The death in custody report reveals more about Chief Manley than it does the details of the shooting. It shows us Manley believes what happened was what should have happened. And it's an indication he has no intention of changing how Austin police handle such situations; to him, this was all by the book. Finally, it demonstrates Chief Manley will lie, obfuscate, and mislead in order to justify the worst outcomes.

The report also shows why everyone should be careful when interpreting data points from these death-in-custody reports. This is far from the first one I've seen that flat-out misrepresents facts in order to justify police officers killing someone.

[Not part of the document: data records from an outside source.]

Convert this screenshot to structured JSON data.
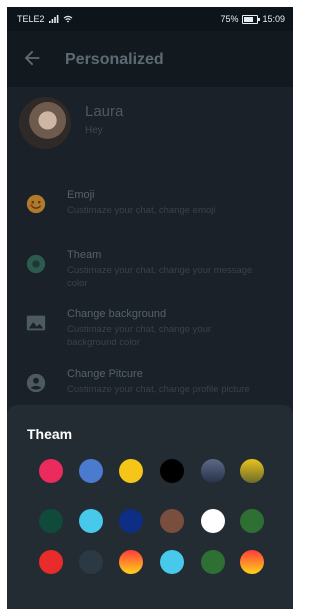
{
  "statusbar": {
    "carrier": "TELE2",
    "battery_text": "75%",
    "battery_level": 0.75,
    "time": "15:09",
    "icons": [
      "signal-icon",
      "wifi-icon",
      "battery-icon"
    ]
  },
  "appbar": {
    "back_icon": "arrow-left-icon",
    "title": "Personalized"
  },
  "profile": {
    "name": "Laura",
    "status": "Hey"
  },
  "menu": [
    {
      "icon": "emoji-icon",
      "title": "Emoji",
      "subtitle": "Custimaze your chat, change emoji"
    },
    {
      "icon": "theme-circle-icon",
      "title": "Theam",
      "subtitle": "Custimaze your chat, change  your message color"
    },
    {
      "icon": "image-icon",
      "title": "Change background",
      "subtitle": "Custimaze your chat, change your background color"
    },
    {
      "icon": "account-circle-icon",
      "title": "Change Pitcure",
      "subtitle": "Custimaze your chat, change profile picture"
    }
  ],
  "sheet": {
    "title": "Theam",
    "swatches": [
      [
        "#ea2b5c",
        "#4a7bcf",
        "#f5c518",
        "#000000",
        "linear-gradient(180deg,#5b6a86,#27324a)",
        "linear-gradient(180deg,#e9c41c,#6d6b2a)"
      ],
      [
        "#0f4a3a",
        "#47c9ec",
        "#0e2e86",
        "#7a4e3e",
        "#ffffff",
        "#2e6f33"
      ],
      [
        "#e82b2b",
        "#2b3944",
        "linear-gradient(180deg,#ff3b3b,#ffd31a)",
        "#47c9ec",
        "#2e6f33",
        "linear-gradient(180deg,#ff3b3b,#ffd31a)"
      ]
    ]
  }
}
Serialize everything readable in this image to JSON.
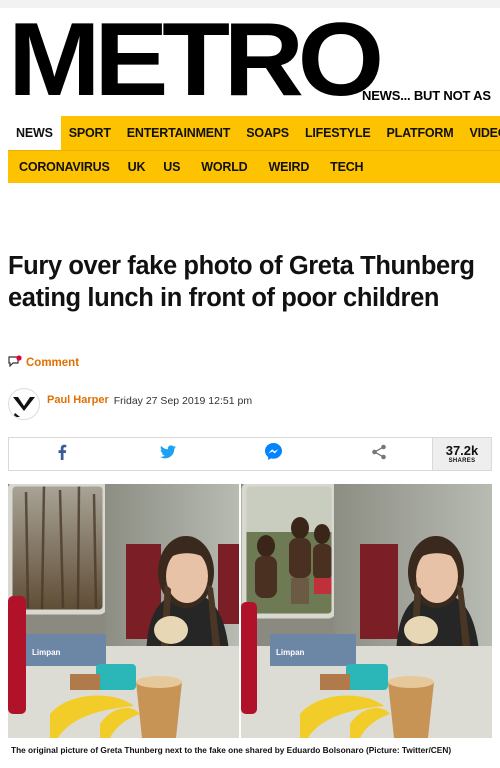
{
  "header": {
    "logo": "METRO",
    "tagline": "NEWS... BUT NOT AS"
  },
  "nav_primary": [
    {
      "label": "NEWS",
      "active": true
    },
    {
      "label": "SPORT"
    },
    {
      "label": "ENTERTAINMENT"
    },
    {
      "label": "SOAPS"
    },
    {
      "label": "LIFESTYLE"
    },
    {
      "label": "PLATFORM"
    },
    {
      "label": "VIDEO"
    }
  ],
  "nav_secondary": [
    {
      "label": "CORONAVIRUS"
    },
    {
      "label": "UK"
    },
    {
      "label": "US"
    },
    {
      "label": "WORLD"
    },
    {
      "label": "WEIRD"
    },
    {
      "label": "TECH"
    }
  ],
  "article": {
    "headline": "Fury over fake photo of Greta Thunberg eating lunch in front of poor children",
    "comment_label": "Comment",
    "author": "Paul Harper",
    "date": "Friday 27 Sep 2019 12:51 pm"
  },
  "share": {
    "buttons": [
      "facebook-icon",
      "twitter-icon",
      "messenger-icon",
      "share-icon"
    ],
    "count": "37.2k",
    "count_label": "SHARES",
    "colors": {
      "facebook": "#3b5998",
      "twitter": "#1da1f2",
      "messenger": "#0084ff",
      "share": "#777777"
    }
  },
  "image": {
    "caption": "The original picture of Greta Thunberg next to the fake one shared by Eduardo Bolsonaro  (Picture: Twitter/CEN)",
    "packet_label": "Limpan"
  },
  "colors": {
    "accent": "#fec300",
    "author": "#e07000"
  }
}
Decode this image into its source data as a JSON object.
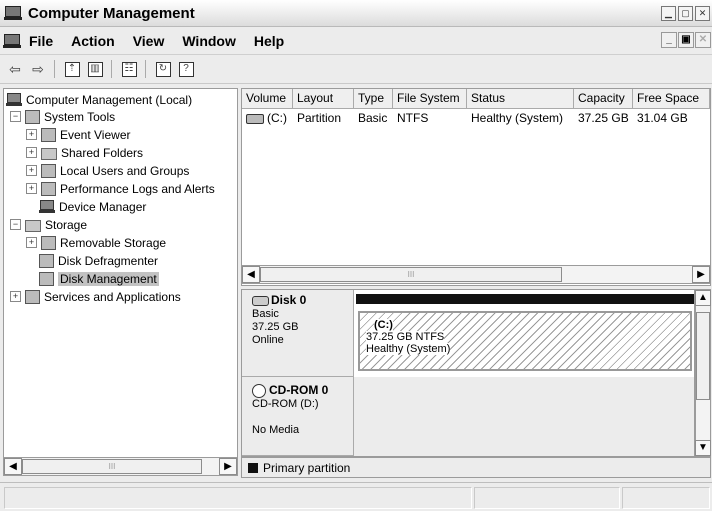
{
  "window": {
    "title": "Computer Management"
  },
  "menu": {
    "items": [
      "File",
      "Action",
      "View",
      "Window",
      "Help"
    ]
  },
  "toolbar": {
    "buttons": [
      "back-arrow",
      "forward-arrow",
      "up-folder",
      "show-hide-tree",
      "properties",
      "refresh",
      "help"
    ]
  },
  "tree": {
    "items": [
      {
        "label": "Computer Management (Local)",
        "icon": "computer-icon"
      },
      {
        "label": "System Tools",
        "icon": "system-tools-icon",
        "expander": "−"
      },
      {
        "label": "Event Viewer",
        "icon": "event-viewer-icon",
        "expander": "+"
      },
      {
        "label": "Shared Folders",
        "icon": "shared-folders-icon",
        "expander": "+"
      },
      {
        "label": "Local Users and Groups",
        "icon": "users-icon",
        "expander": "+"
      },
      {
        "label": "Performance Logs and Alerts",
        "icon": "performance-icon",
        "expander": "+"
      },
      {
        "label": "Device Manager",
        "icon": "device-manager-icon"
      },
      {
        "label": "Storage",
        "icon": "storage-icon",
        "expander": "−"
      },
      {
        "label": "Removable Storage",
        "icon": "removable-storage-icon",
        "expander": "+"
      },
      {
        "label": "Disk Defragmenter",
        "icon": "defragmenter-icon"
      },
      {
        "label": "Disk Management",
        "icon": "disk-management-icon",
        "selected": true
      },
      {
        "label": "Services and Applications",
        "icon": "services-icon",
        "expander": "+"
      }
    ]
  },
  "volumes": {
    "columns": [
      "Volume",
      "Layout",
      "Type",
      "File System",
      "Status",
      "Capacity",
      "Free Space"
    ],
    "rows": [
      {
        "volume": "(C:)",
        "layout": "Partition",
        "type": "Basic",
        "file_system": "NTFS",
        "status": "Healthy (System)",
        "capacity": "37.25 GB",
        "free_space": "31.04 GB"
      }
    ],
    "scroll_thumb_glyph": "III"
  },
  "disks": [
    {
      "name": "Disk 0",
      "type": "Basic",
      "size": "37.25 GB",
      "state": "Online",
      "partition": {
        "name": "(C:)",
        "size_fs": "37.25 GB NTFS",
        "status": "Healthy (System)"
      }
    },
    {
      "name": "CD-ROM 0",
      "drive": "CD-ROM (D:)",
      "media": "No Media"
    }
  ],
  "legend": {
    "label": "Primary partition",
    "color": "#111111"
  },
  "tree_scroll": {
    "thumb_glyph": "III"
  }
}
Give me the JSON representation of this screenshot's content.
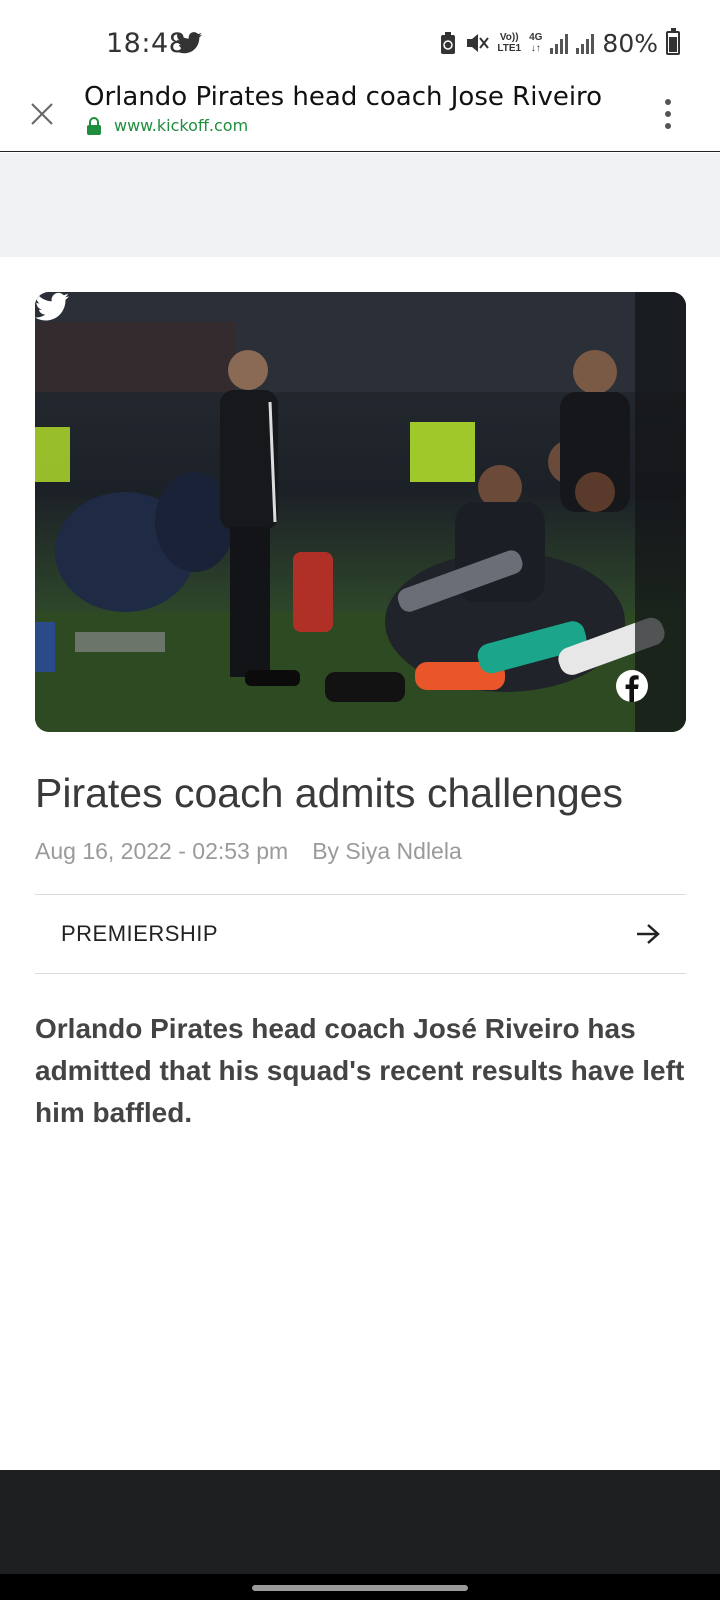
{
  "status_bar": {
    "time": "18:48",
    "network_top": "Vo))",
    "network_bottom": "LTE1",
    "data_type": "4G",
    "battery": "80%"
  },
  "browser": {
    "page_title": "Orlando Pirates head coach Jose Riveiro",
    "url": "www.kickoff.com",
    "accent_color": "#1e8e3e"
  },
  "article": {
    "headline": "Pirates coach admits challenges",
    "date": "Aug 16, 2022 - 02:53 pm",
    "author": "By Siya Ndlela",
    "category": "PREMIERSHIP",
    "intro": "Orlando Pirates head coach José Riveiro has admitted that his squad's recent results have left him baffled."
  },
  "icons": {
    "close": "close-icon",
    "menu": "more-vert-icon",
    "lock": "lock-icon",
    "share_twitter": "twitter-icon",
    "share_facebook": "facebook-icon",
    "category_arrow": "arrow-right-icon"
  }
}
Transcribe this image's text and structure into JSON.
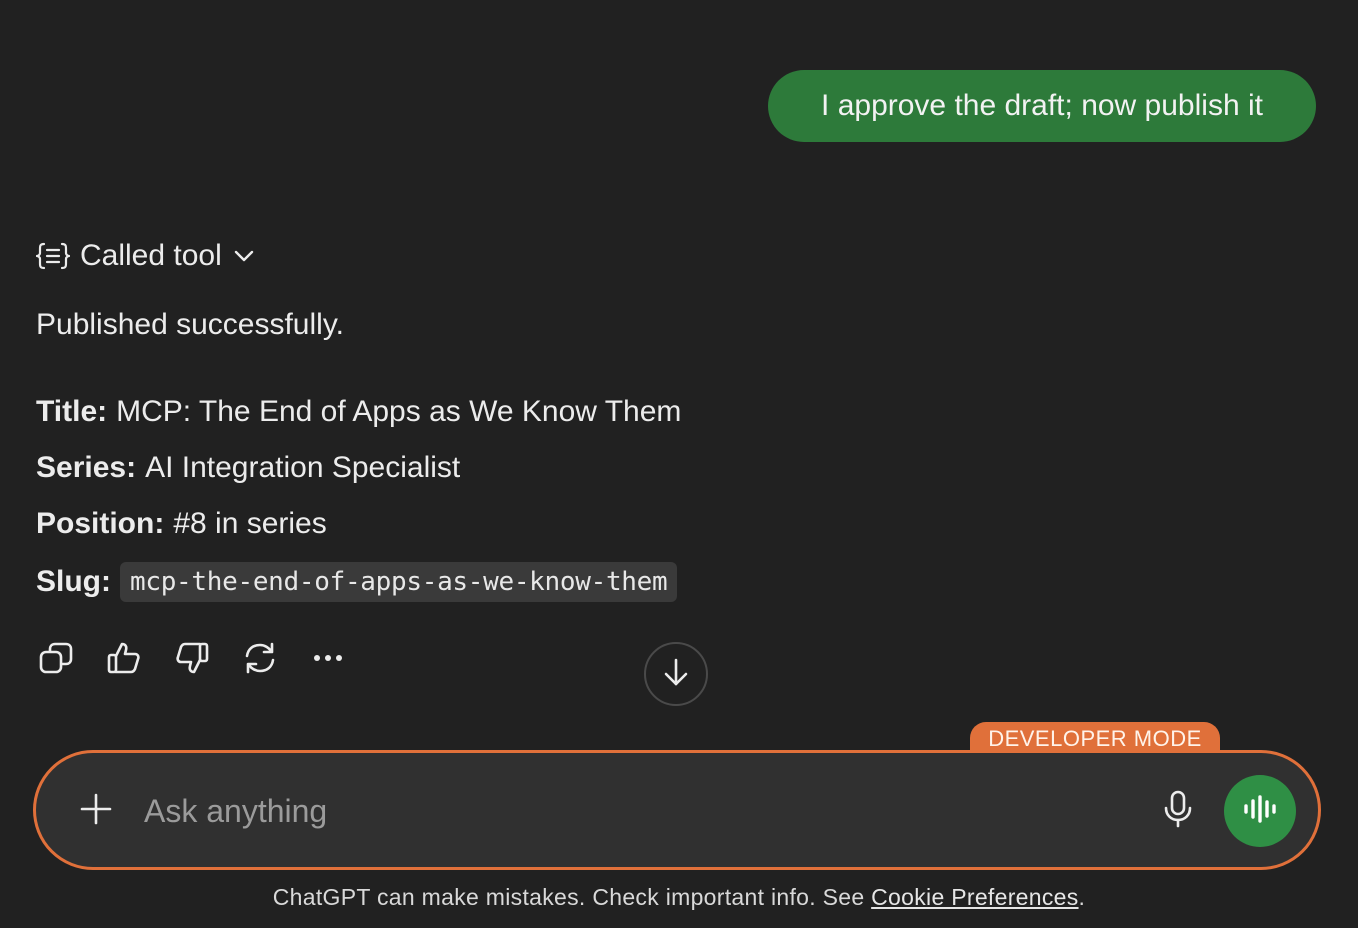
{
  "conversation": {
    "user_message": "I approve the draft; now publish it",
    "tool_call": {
      "label": "Called tool",
      "icon": "braces-list-icon",
      "chevron": "chevron-down-icon"
    },
    "assistant": {
      "status": "Published successfully.",
      "details": [
        {
          "key": "Title:",
          "value": "MCP: The End of Apps as We Know Them"
        },
        {
          "key": "Series:",
          "value": "AI Integration Specialist"
        },
        {
          "key": "Position:",
          "value": "#8 in series"
        }
      ],
      "slug": {
        "key": "Slug:",
        "value": "mcp-the-end-of-apps-as-we-know-them"
      }
    },
    "actions": [
      "copy-icon",
      "thumbs-up-icon",
      "thumbs-down-icon",
      "regenerate-icon",
      "more-icon"
    ]
  },
  "scroll_button": {
    "icon": "arrow-down-icon"
  },
  "composer": {
    "badge": "DEVELOPER MODE",
    "placeholder": "Ask anything",
    "value": "",
    "accent": "#e0703a",
    "voice_button_color": "#2f8f45"
  },
  "footer": {
    "text": "ChatGPT can make mistakes. Check important info. See ",
    "link": "Cookie Preferences",
    "suffix": "."
  },
  "colors": {
    "background": "#212121",
    "user_bubble": "#2d7a3a"
  }
}
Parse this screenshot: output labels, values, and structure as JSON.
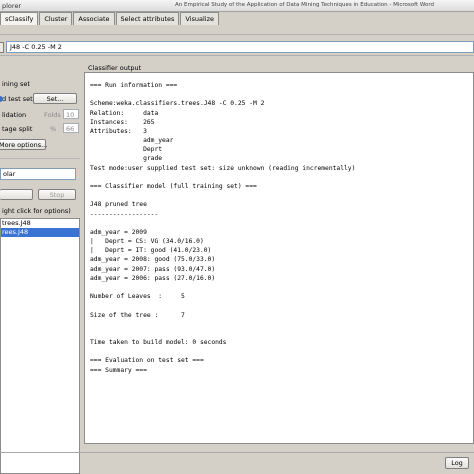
{
  "window": {
    "title": "plorer",
    "center_title": "An Empirical Study of the Application of Data Mining Techniques in Education - Microsoft Word"
  },
  "tabs": [
    "sClassify",
    "Cluster",
    "Associate",
    "Select attributes",
    "Visualize"
  ],
  "classifier": {
    "value": "J48 -C 0.25 -M 2"
  },
  "test_options": {
    "header": "ining set",
    "supplied_test_set": "d test set",
    "set_button": "Set...",
    "cross_validation": "lidation",
    "folds_label": "Folds",
    "folds_value": "10",
    "percentage_split": "tage split",
    "percent_symbol": "%",
    "percent_value": "66",
    "more_options": "More options..."
  },
  "class_select": "olar",
  "stop_button": "Stop",
  "result_list": {
    "header": "ight click for options)",
    "items": [
      "trees.J48",
      "rees.J48"
    ]
  },
  "output": {
    "header": "Classifier output",
    "lines": [
      "=== Run information ===",
      "",
      "Scheme:weka.classifiers.trees.J48 -C 0.25 -M 2",
      "Relation:     data",
      "Instances:    265",
      "Attributes:   3",
      "              adm_year",
      "              Deprt",
      "              grade",
      "Test mode:user supplied test set: size unknown (reading incrementally)",
      "",
      "=== Classifier model (full training set) ===",
      "",
      "J48 pruned tree",
      "------------------",
      "",
      "adm_year = 2009",
      "|   Deprt = CS: VG (34.0/16.0)",
      "|   Deprt = IT: good (41.0/23.0)",
      "adm_year = 2008: good (75.0/33.0)",
      "adm_year = 2007: pass (93.0/47.0)",
      "adm_year = 2006: pass (27.0/16.0)",
      "",
      "Number of Leaves  :     5",
      "",
      "Size of the tree :      7",
      "",
      "",
      "Time taken to build model: 0 seconds",
      "",
      "=== Evaluation on test set ===",
      "=== Summary ==="
    ]
  },
  "status": {
    "log_button": "Log"
  }
}
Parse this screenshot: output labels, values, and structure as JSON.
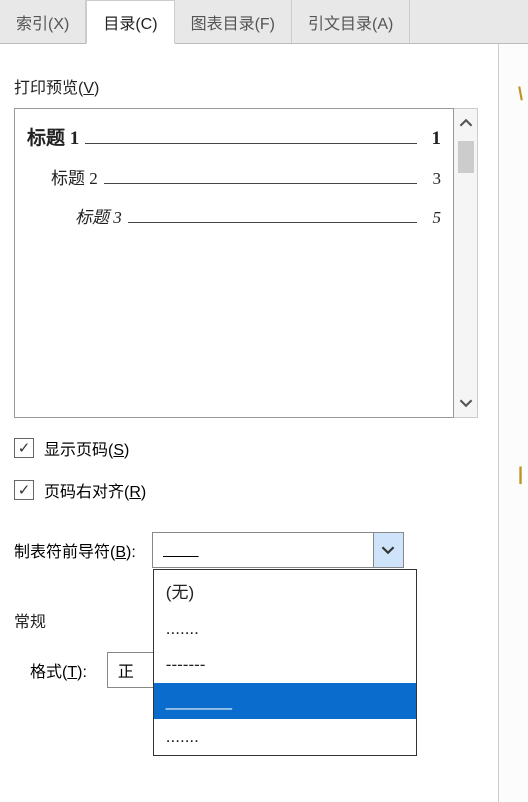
{
  "tabs": {
    "index": "索引(X)",
    "toc": "目录(C)",
    "figures": "图表目录(F)",
    "citations": "引文目录(A)"
  },
  "preview": {
    "label_prefix": "打印预览(",
    "label_key": "V",
    "label_suffix": ")",
    "items": [
      {
        "title": "标题 1",
        "page": "1",
        "level": 1
      },
      {
        "title": "标题 2",
        "page": "3",
        "level": 2
      },
      {
        "title": "标题 3",
        "page": "5",
        "level": 3
      }
    ]
  },
  "options": {
    "show_page_prefix": "显示页码(",
    "show_page_key": "S",
    "show_page_suffix": ")",
    "right_align_prefix": "页码右对齐(",
    "right_align_key": "R",
    "right_align_suffix": ")",
    "tab_leader_prefix": "制表符前导符(",
    "tab_leader_key": "B",
    "tab_leader_suffix": "):",
    "tab_leader_value": "____"
  },
  "dropdown": {
    "options": [
      "(无)",
      ".......",
      "-------",
      "_______",
      "......."
    ],
    "selected_index": 3
  },
  "general": {
    "header": "常规",
    "format_prefix": "格式(",
    "format_key": "T",
    "format_suffix": "):",
    "format_value": "正"
  },
  "checkmark": "✓"
}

UPDATE (5/29): Chief Manley is telling people he didn't see this document before it was filed, despite his being one of two names listed as its source. If true, he should immediately issue an amended version correcting all the smears and falsehoods. And it speaks to his management priorities that he considered his department's official, public portrayal of the details of the Ramos shooting unworthy of his interest. 


Gunny Thompson said...

From Unfiltered Minds of Independent Thinkers of the 3rd Grade Dropout Section:

Grits, thanks again for your no-holds barred reporting. Manley's report will now go down to the Texas AG's office, never to be seen again, which given reason to demand that Internal Affairs are without authority to investigate matters beyond those of civil service or administrative matters. The case has now been corrupted and beyond correction by state officials. Which gives rise to my opinion that all matters prohibited for review by state officials,must be referred to the Justice Department.

Deb said...

quoted you in my latest meme

Sean said...

Thanks for your coverage of this Grits.